Table of Contents

1. Location, location, values
2. The geography of local
3. How far should local go?
4. Energy
5. Environment
6. Food security
7. Food justice
8. Biodiversity
9. Market value
10. Marketplace values
11. Bringing it all back home
12. Collaborative possibilities
13. Farmland security
14. Bridging the divides

Editorial Reviews

Droves of people have turned to local food as a way to retreat from our broken industrial food system. From rural outposts to city streets, they are sowing, growing, selling, and eating food produced close to home—and they are crying out for agricultural reform. All this has made "local food" into everything from a movement buzzword to the newest darling of food trendsters.But now it's time to take the conversation to the next level.
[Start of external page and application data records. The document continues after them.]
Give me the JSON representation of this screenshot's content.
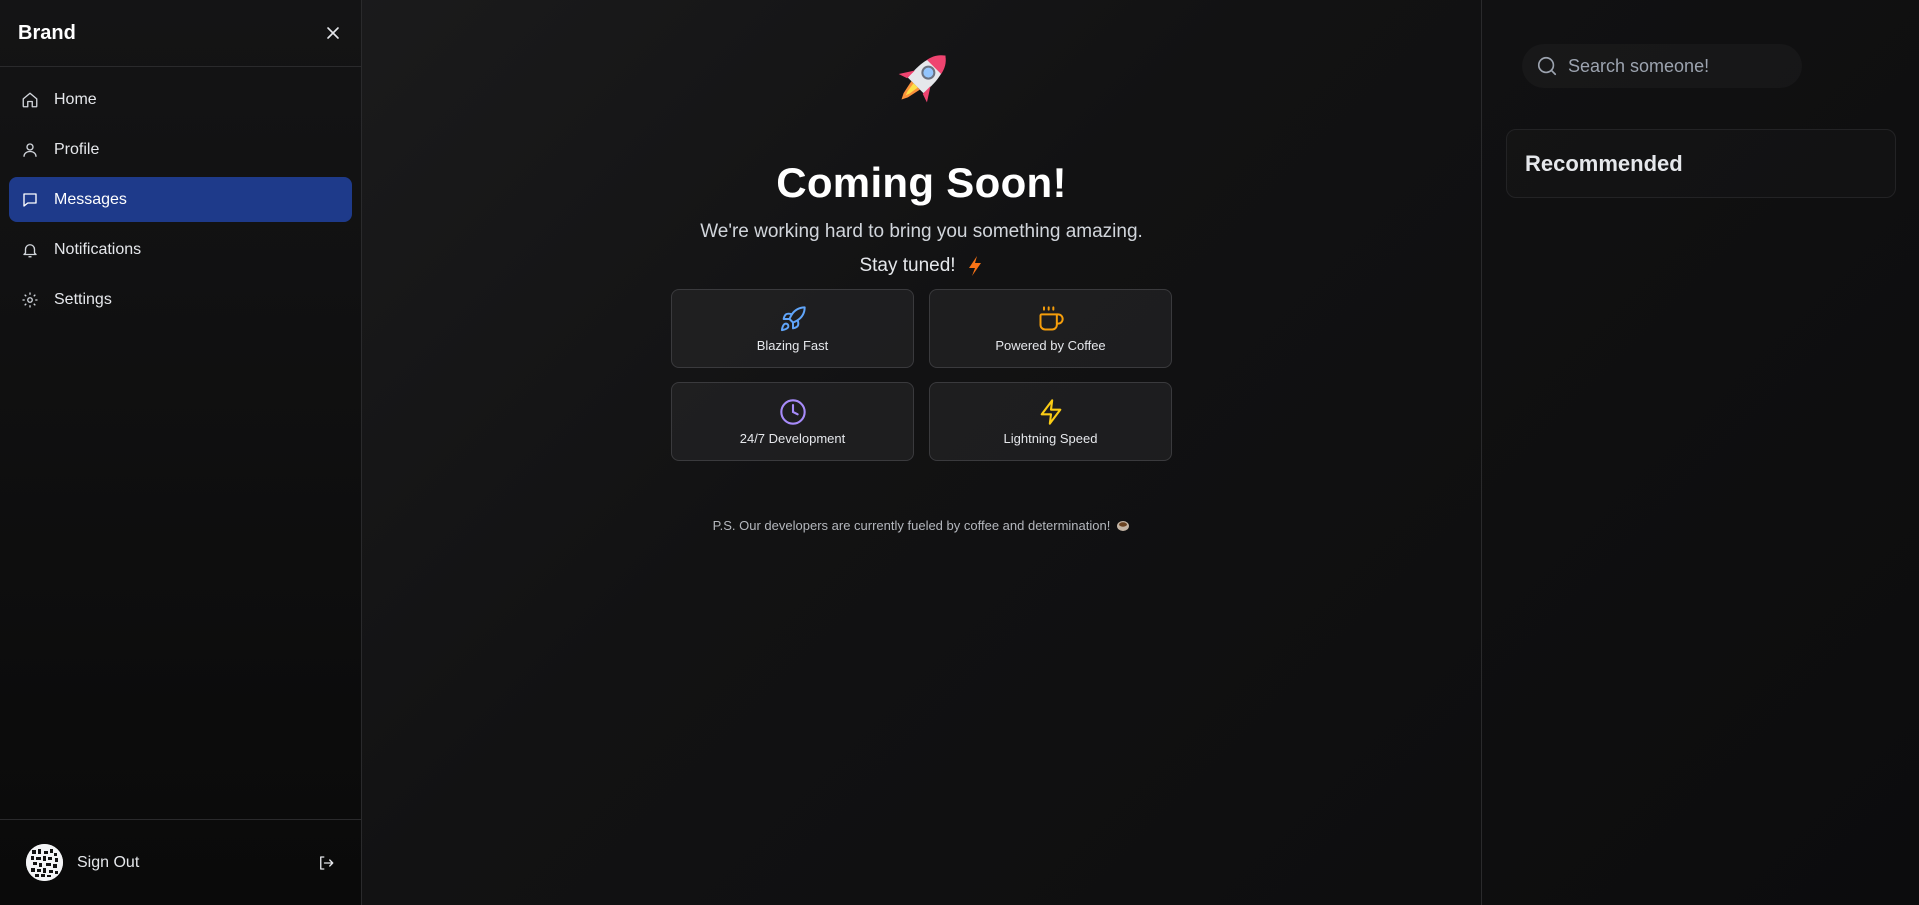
{
  "sidebar": {
    "brand": "Brand",
    "items": [
      {
        "label": "Home",
        "icon": "home-icon",
        "active": false
      },
      {
        "label": "Profile",
        "icon": "user-icon",
        "active": false
      },
      {
        "label": "Messages",
        "icon": "message-icon",
        "active": true
      },
      {
        "label": "Notifications",
        "icon": "bell-icon",
        "active": false
      },
      {
        "label": "Settings",
        "icon": "gear-icon",
        "active": false
      }
    ],
    "footer": {
      "signout_label": "Sign Out"
    }
  },
  "main": {
    "title": "Coming Soon!",
    "subtitle": "We're working hard to bring you something amazing.",
    "tuned": "Stay tuned!",
    "features": [
      {
        "label": "Blazing Fast",
        "icon": "rocket-icon",
        "color": "#60a5fa"
      },
      {
        "label": "Powered by Coffee",
        "icon": "coffee-icon",
        "color": "#f59e0b"
      },
      {
        "label": "24/7 Development",
        "icon": "clock-icon",
        "color": "#a78bfa"
      },
      {
        "label": "Lightning Speed",
        "icon": "lightning-icon",
        "color": "#facc15"
      }
    ],
    "ps": "P.S. Our developers are currently fueled by coffee and determination!"
  },
  "right": {
    "search_placeholder": "Search someone!",
    "recommended_title": "Recommended"
  },
  "colors": {
    "active_nav": "#1e3a8a",
    "background": "#121213"
  }
}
That's exactly what Philip Ackerman-Leist does in Rebuilding the Foodshed, in which he refocuses the local-food lens on the broad issue of rebuilding regional food systems that can replace the destructive aspects of industrial agriculture, meet food demands affordably and sustainably, and be resilient enough to endure potentially rough times ahead.Changing our foodscapes raises a host of questions. How far away is local? How do you decide the size and geography of a regional foodshed? How do you tackle tough issues that plague food systems large and small—issues like inefficient transportation, high energy demands, and rampant food waste? How do you grow what you need with minimum environmental impact? And how do you create a foodshed that's resilient enough if fuel grows scarce, weather gets more severe, and traditional supply chains are hampered?Showcasing some of the most promising, replicable models for growing, processing, and distributing sustainably grown food, this book points the reader toward the next stages of the food revolution. It also covers the full landscape of the burgeoning local-food movement, from rural to suburban to urban, and from backyard gardens to large-scale food enterprises.Kirkus Reviews-In-depth scrutiny of the modern food system and suggestions on how it should change. Ackerman-Leist (Up Tunket Road: The Education of a Modern Homesteader, 2010) explores how to take food production and distribution away from the mega-corporations and place it in the hands of local communities and small farms. He analyzes energy consumption from the field to the refrigerator; the environment, with "the idea that a sustainable food system is one that begins and ends with the careful management of the foundation of it all: the soil"; and food security—i.e., how to ensure that everyone in the country has enough food to ward off hunger and malnutrition. The author also thoroughly investigates biodiversity of crops and conducts a study of "food systems that embrace a diversity of cultural and economic perspectives." Ackerman-Leist culminates his studies by exploring the latest techniques used to improve food production, such as high tunnels and greenhouses that extend growing seasons or the numerous microbreweries and cider houses that provide delicious products without high energy costs. The author’s image of "local food" has morphed over time, just as the whole industry has changed: "The image that comes to mind these days is of dynamic, interlocking systems—a vast network of differently sized pulsing centerpoints connected to one other by means of surging flows that create exchanges of resources, ideas, and of course foods." Dense with information and studded with numerous graphs and charts, this book provides a deeper understanding of what principles need to change in order to create local food environments.